LISTED ENTRIES:
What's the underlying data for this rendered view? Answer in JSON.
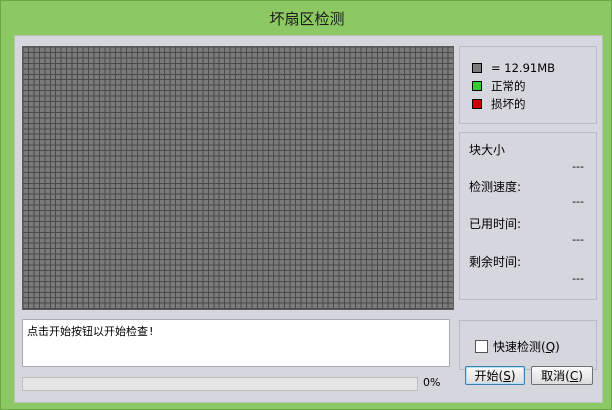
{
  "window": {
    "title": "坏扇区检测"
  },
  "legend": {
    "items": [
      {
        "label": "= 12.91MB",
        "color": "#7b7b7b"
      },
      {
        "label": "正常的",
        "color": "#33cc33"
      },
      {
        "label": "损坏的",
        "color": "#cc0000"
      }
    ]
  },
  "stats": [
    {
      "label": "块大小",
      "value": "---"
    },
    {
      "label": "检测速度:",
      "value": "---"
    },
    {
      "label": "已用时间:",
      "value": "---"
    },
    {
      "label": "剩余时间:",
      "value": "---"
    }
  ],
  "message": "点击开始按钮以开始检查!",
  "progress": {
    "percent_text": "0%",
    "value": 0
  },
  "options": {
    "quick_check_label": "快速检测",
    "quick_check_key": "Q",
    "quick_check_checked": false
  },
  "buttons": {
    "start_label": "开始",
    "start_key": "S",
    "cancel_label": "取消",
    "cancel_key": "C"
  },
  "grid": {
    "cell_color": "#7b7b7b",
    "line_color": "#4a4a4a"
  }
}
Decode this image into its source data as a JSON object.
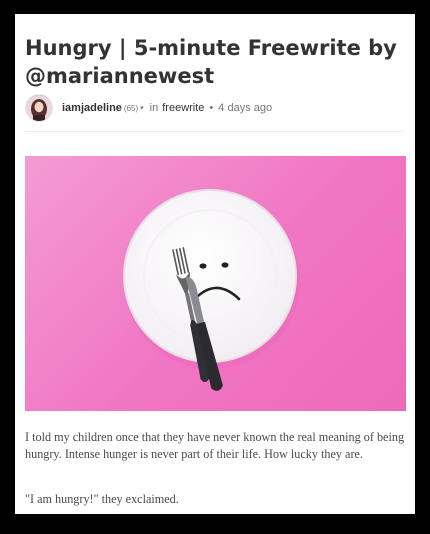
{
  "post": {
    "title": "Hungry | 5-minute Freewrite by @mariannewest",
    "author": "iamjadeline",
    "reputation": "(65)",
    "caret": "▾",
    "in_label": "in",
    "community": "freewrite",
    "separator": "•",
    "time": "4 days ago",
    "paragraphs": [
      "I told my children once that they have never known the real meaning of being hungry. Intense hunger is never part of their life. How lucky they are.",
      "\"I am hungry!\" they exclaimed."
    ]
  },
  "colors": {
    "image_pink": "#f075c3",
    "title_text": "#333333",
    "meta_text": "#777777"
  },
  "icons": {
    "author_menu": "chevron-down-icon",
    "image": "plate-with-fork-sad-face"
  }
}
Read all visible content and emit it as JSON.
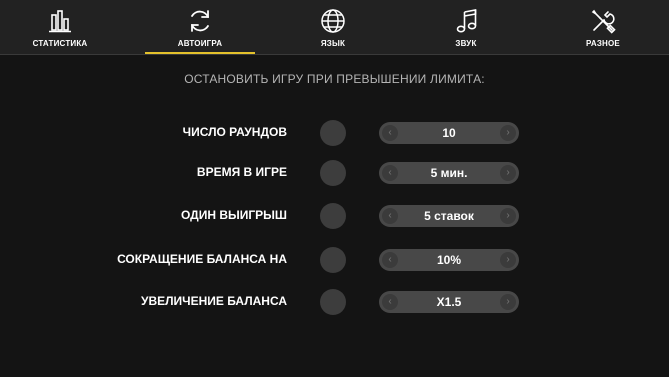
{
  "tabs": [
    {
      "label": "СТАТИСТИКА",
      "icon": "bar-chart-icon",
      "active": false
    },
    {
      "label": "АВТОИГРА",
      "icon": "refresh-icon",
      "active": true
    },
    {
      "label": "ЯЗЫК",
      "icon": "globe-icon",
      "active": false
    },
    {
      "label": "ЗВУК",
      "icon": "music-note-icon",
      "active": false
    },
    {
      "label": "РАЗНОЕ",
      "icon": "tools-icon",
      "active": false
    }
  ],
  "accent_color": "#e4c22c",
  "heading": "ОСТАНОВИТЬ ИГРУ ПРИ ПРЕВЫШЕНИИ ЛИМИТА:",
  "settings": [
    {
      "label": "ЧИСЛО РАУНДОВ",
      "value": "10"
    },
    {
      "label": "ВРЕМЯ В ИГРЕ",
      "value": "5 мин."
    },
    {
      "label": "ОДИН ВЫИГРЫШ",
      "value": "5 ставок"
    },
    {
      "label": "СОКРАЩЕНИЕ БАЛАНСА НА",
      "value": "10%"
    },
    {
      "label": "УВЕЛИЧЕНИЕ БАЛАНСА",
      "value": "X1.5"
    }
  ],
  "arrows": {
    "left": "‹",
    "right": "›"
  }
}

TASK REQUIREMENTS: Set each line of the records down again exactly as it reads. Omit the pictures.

REPLY:
What's the underlying data for this rendered view? Answer in JSON.
{
  "window": {
    "title": "坏扇区检测"
  },
  "legend": {
    "items": [
      {
        "label": "= 12.91MB",
        "color": "#7b7b7b"
      },
      {
        "label": "正常的",
        "color": "#33cc33"
      },
      {
        "label": "损坏的",
        "color": "#cc0000"
      }
    ]
  },
  "stats": [
    {
      "label": "块大小",
      "value": "---"
    },
    {
      "label": "检测速度:",
      "value": "---"
    },
    {
      "label": "已用时间:",
      "value": "---"
    },
    {
      "label": "剩余时间:",
      "value": "---"
    }
  ],
  "message": "点击开始按钮以开始检查!",
  "progress": {
    "percent_text": "0%",
    "value": 0
  },
  "options": {
    "quick_check_label": "快速检测",
    "quick_check_key": "Q",
    "quick_check_checked": false
  },
  "buttons": {
    "start_label": "开始",
    "start_key": "S",
    "cancel_label": "取消",
    "cancel_key": "C"
  },
  "grid": {
    "cell_color": "#7b7b7b",
    "line_color": "#4a4a4a"
  }
}
Decode this image into its source data as a JSON object.
{
  "post": {
    "title": "Hungry | 5-minute Freewrite by @mariannewest",
    "author": "iamjadeline",
    "reputation": "(65)",
    "caret": "▾",
    "in_label": "in",
    "community": "freewrite",
    "separator": "•",
    "time": "4 days ago",
    "paragraphs": [
      "I told my children once that they have never known the real meaning of being hungry. Intense hunger is never part of their life. How lucky they are.",
      "\"I am hungry!\" they exclaimed."
    ]
  },
  "colors": {
    "image_pink": "#f075c3",
    "title_text": "#333333",
    "meta_text": "#777777"
  },
  "icons": {
    "author_menu": "chevron-down-icon",
    "image": "plate-with-fork-sad-face"
  }
}
Read all visible content and emit it as JSON.
{
  "tabs": [
    {
      "label": "СТАТИСТИКА",
      "icon": "bar-chart-icon",
      "active": false
    },
    {
      "label": "АВТОИГРА",
      "icon": "refresh-icon",
      "active": true
    },
    {
      "label": "ЯЗЫК",
      "icon": "globe-icon",
      "active": false
    },
    {
      "label": "ЗВУК",
      "icon": "music-note-icon",
      "active": false
    },
    {
      "label": "РАЗНОЕ",
      "icon": "tools-icon",
      "active": false
    }
  ],
  "accent_color": "#e4c22c",
  "heading": "ОСТАНОВИТЬ ИГРУ ПРИ ПРЕВЫШЕНИИ ЛИМИТА:",
  "settings": [
    {
      "label": "ЧИСЛО РАУНДОВ",
      "value": "10"
    },
    {
      "label": "ВРЕМЯ В ИГРЕ",
      "value": "5 мин."
    },
    {
      "label": "ОДИН ВЫИГРЫШ",
      "value": "5 ставок"
    },
    {
      "label": "СОКРАЩЕНИЕ БАЛАНСА НА",
      "value": "10%"
    },
    {
      "label": "УВЕЛИЧЕНИЕ БАЛАНСА",
      "value": "X1.5"
    }
  ],
  "arrows": {
    "left": "‹",
    "right": "›"
  }
}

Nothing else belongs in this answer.